The Commission proposal is a well-judged response to the economic state in which Europe finds itself and builds on some solid technical work by the Commission services. It is a radical proposal that would exceptionally allow the EU to borrow and run a deficit to finance the recovery. Pascal Lamy has likened it to “crossing the Rubicon for member states”. For that reason, its passage is by no means secure.
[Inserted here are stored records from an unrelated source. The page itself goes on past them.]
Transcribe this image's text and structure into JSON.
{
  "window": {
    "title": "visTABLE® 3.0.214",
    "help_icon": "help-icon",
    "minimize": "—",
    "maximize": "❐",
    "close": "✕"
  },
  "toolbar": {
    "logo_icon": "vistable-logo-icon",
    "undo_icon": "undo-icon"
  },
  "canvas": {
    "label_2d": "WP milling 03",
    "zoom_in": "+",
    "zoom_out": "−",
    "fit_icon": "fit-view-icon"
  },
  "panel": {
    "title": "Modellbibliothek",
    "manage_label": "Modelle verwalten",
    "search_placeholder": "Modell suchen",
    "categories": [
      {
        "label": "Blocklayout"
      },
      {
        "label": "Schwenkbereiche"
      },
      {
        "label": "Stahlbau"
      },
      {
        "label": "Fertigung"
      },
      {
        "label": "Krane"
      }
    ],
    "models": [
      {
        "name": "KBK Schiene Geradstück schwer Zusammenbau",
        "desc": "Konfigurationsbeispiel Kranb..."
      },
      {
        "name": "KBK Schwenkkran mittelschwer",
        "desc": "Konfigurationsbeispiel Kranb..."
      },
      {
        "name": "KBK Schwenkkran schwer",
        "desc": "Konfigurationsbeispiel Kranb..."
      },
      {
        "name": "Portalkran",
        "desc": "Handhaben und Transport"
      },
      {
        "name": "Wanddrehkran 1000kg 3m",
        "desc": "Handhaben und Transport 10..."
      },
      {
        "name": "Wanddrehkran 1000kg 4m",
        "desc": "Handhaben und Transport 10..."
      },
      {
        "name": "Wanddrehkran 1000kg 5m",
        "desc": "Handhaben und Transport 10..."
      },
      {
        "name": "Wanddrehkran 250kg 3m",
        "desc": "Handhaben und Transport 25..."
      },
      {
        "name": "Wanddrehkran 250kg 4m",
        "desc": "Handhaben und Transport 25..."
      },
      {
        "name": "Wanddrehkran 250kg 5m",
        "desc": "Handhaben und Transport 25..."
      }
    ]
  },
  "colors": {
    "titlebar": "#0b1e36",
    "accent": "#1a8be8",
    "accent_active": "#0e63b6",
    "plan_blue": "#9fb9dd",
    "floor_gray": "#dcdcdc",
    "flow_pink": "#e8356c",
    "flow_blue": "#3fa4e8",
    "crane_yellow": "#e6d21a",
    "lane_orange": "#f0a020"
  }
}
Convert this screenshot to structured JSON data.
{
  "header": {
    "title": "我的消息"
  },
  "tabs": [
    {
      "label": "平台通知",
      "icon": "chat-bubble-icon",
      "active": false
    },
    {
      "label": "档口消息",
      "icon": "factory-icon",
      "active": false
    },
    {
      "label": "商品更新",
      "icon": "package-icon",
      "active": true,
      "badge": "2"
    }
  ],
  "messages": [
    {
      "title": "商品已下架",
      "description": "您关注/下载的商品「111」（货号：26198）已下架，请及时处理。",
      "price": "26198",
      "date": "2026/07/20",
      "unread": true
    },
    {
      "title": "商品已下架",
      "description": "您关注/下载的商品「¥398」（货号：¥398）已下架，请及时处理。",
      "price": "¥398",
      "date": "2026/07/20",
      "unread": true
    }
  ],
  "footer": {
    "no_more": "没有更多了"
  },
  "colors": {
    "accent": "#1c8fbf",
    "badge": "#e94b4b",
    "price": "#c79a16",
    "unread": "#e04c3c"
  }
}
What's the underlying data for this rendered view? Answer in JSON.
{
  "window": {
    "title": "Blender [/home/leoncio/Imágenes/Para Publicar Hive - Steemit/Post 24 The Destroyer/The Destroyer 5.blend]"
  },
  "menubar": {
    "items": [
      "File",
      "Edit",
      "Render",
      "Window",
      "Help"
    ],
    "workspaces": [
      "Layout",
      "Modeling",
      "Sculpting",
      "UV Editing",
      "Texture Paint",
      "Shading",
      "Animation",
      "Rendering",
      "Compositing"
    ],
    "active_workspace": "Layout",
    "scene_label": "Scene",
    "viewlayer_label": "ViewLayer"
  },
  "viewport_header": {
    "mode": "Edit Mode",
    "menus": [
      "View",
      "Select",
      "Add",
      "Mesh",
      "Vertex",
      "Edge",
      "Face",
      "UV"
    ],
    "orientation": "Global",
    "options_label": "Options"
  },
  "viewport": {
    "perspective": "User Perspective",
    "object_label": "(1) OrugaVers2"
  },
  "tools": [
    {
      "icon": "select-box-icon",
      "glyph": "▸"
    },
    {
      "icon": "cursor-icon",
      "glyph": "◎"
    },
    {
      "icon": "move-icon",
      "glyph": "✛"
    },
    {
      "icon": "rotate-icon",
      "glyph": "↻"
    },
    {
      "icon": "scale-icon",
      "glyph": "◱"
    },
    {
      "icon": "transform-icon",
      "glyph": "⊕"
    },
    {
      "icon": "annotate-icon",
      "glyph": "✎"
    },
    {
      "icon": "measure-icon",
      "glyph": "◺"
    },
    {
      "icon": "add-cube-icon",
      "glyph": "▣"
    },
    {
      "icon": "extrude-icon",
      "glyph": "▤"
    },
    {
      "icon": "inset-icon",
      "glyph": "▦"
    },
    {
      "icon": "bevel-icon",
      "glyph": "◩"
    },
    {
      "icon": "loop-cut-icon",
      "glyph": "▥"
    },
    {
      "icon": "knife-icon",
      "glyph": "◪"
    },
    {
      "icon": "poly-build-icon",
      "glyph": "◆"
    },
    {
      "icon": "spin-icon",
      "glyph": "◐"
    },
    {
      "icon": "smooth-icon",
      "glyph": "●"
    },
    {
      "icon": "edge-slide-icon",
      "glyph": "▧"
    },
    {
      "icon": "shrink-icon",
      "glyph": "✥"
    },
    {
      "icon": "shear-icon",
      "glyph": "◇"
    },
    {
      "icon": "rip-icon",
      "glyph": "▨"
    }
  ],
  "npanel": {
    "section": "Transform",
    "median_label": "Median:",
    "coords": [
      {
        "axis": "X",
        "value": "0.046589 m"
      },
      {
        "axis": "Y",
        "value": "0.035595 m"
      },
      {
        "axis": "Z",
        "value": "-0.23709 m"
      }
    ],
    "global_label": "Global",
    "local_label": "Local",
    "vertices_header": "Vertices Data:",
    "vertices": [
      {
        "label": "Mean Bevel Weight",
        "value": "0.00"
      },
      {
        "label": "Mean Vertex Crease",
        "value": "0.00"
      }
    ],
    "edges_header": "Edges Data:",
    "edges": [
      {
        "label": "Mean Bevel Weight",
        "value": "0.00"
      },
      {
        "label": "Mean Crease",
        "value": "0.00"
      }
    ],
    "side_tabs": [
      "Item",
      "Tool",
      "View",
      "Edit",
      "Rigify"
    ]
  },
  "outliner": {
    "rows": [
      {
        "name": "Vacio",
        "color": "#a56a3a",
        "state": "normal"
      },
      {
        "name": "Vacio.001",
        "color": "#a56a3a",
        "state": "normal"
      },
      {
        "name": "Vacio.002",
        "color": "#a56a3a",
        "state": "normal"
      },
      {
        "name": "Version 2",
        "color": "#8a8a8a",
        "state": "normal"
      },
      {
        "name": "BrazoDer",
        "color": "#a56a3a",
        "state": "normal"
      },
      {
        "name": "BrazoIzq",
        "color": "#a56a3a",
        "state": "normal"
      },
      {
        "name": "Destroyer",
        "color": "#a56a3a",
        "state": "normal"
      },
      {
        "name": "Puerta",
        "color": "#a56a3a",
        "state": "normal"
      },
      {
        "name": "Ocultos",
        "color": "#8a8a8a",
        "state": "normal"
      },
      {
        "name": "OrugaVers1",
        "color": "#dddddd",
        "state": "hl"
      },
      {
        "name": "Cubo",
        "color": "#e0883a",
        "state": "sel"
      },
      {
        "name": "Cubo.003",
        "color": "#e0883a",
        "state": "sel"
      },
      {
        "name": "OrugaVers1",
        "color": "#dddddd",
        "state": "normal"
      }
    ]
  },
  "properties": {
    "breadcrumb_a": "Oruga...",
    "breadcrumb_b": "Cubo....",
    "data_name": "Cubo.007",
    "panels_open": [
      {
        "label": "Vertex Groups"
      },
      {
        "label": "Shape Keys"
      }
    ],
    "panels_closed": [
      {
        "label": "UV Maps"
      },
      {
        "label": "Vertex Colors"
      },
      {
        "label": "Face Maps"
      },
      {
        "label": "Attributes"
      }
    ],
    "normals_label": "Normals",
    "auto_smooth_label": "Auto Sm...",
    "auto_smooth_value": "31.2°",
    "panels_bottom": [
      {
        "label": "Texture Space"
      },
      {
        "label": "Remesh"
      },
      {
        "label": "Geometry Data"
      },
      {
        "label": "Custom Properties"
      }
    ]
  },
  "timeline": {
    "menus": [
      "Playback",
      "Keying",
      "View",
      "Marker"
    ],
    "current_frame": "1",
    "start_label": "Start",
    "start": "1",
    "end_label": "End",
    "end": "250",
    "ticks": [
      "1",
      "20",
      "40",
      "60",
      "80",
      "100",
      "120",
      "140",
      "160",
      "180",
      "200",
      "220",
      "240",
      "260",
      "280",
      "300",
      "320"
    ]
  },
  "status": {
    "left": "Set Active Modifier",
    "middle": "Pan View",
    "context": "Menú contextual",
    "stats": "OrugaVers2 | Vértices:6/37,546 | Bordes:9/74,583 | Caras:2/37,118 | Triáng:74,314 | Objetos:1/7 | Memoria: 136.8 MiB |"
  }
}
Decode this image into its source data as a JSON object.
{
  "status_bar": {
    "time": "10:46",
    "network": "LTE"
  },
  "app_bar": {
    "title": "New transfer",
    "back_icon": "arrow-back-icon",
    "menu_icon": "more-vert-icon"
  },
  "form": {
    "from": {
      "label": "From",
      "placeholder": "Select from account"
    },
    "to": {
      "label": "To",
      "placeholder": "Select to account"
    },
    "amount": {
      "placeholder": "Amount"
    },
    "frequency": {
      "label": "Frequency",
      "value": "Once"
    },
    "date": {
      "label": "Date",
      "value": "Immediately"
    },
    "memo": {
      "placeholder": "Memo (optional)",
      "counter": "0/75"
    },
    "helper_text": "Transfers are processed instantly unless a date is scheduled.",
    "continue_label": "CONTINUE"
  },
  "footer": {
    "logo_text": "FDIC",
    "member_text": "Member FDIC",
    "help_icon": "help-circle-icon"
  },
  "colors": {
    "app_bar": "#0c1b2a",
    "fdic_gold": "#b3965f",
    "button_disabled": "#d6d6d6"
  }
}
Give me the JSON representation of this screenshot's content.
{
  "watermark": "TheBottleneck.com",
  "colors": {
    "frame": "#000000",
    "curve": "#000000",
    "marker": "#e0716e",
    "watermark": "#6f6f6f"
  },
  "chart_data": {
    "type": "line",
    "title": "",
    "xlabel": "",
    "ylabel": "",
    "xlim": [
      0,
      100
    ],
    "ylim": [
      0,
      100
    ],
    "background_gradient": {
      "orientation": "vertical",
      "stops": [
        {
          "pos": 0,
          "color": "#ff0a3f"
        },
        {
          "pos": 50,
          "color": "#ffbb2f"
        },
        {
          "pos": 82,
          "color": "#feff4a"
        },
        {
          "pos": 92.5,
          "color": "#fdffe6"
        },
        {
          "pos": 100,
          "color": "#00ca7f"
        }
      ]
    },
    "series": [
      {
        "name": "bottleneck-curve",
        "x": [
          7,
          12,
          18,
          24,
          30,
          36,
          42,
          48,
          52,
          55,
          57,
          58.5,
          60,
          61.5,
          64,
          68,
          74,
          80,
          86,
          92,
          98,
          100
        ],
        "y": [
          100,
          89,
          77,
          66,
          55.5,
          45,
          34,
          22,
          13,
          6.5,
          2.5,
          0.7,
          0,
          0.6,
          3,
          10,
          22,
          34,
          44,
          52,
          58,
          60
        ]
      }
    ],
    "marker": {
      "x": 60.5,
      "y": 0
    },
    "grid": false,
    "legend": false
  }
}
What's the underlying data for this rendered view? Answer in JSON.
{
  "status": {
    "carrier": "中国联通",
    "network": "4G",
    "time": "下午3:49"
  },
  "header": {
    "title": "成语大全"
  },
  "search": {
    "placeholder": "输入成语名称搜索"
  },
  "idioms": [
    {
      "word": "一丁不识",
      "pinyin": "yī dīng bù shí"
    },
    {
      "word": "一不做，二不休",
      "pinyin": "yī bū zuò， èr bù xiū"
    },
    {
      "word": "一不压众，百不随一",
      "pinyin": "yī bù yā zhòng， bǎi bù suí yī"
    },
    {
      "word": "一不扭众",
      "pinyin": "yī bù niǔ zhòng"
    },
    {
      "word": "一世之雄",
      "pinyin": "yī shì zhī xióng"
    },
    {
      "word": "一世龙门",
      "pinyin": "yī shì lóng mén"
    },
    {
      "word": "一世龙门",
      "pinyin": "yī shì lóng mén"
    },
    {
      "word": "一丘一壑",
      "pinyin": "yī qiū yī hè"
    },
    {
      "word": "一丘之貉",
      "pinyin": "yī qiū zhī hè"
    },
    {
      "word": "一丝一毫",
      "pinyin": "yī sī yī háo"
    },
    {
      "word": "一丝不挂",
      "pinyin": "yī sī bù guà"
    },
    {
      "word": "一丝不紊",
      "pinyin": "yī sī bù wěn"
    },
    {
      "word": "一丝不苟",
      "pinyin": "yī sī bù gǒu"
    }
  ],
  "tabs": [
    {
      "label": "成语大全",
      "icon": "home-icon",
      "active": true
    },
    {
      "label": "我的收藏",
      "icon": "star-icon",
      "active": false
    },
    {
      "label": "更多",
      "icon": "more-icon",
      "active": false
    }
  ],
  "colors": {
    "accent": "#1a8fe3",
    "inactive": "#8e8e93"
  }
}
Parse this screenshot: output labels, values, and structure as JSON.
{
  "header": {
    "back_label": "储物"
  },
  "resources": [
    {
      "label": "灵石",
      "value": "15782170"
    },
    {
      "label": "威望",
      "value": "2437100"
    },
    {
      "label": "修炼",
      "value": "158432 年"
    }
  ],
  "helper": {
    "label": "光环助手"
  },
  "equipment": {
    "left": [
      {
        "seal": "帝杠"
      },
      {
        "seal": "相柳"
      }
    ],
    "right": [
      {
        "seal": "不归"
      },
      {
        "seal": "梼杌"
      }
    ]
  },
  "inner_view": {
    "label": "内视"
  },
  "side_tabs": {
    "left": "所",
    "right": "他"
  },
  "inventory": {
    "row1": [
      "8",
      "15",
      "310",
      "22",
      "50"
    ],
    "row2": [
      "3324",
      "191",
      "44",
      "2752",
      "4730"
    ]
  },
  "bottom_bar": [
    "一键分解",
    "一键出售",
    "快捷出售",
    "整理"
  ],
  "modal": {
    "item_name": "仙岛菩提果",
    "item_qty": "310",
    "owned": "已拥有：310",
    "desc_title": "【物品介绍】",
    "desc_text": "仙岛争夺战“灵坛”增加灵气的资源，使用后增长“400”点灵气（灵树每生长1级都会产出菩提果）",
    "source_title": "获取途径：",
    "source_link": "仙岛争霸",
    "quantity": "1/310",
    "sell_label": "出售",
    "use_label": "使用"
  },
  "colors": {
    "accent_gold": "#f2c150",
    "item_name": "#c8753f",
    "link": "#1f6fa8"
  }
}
The Commission proposal for the borrowing against the security of increased EU government guarantees for the 2021-2027 budget will be discussed by EU leaders at a European Council meeting on June 19th. Initial reactions from Member States suggest it is unlikely to get immediate approval because states are wary of taking on extra risk. Linking the recovery fund to agreement on the MFF is a gamble given that talks on the latter have been at a stalemate for two years. Chancellor Merkel has suggested that an agreement is more likely in the second half of the year under the German Presidency. At this point, the chemistry between the two German women who have previously worked together, Merkel and von der Leyen, will be crucial. It must be recalled that it is not only the European Council leaders as well as the European Parliament who must sign off on the final agreement, but also each and every national parliament. It will be important that the frugal four (or five, if we include Finland) realise that failure to support the Commission’s proposal now will cost them far more in lost GDP after 2028 than what they will expect to pay back in loan repayments.
It is already clear that the decisions to be taken over the coming weeks and months will be a defining moment for the European project.
This post was written by Alan Matthews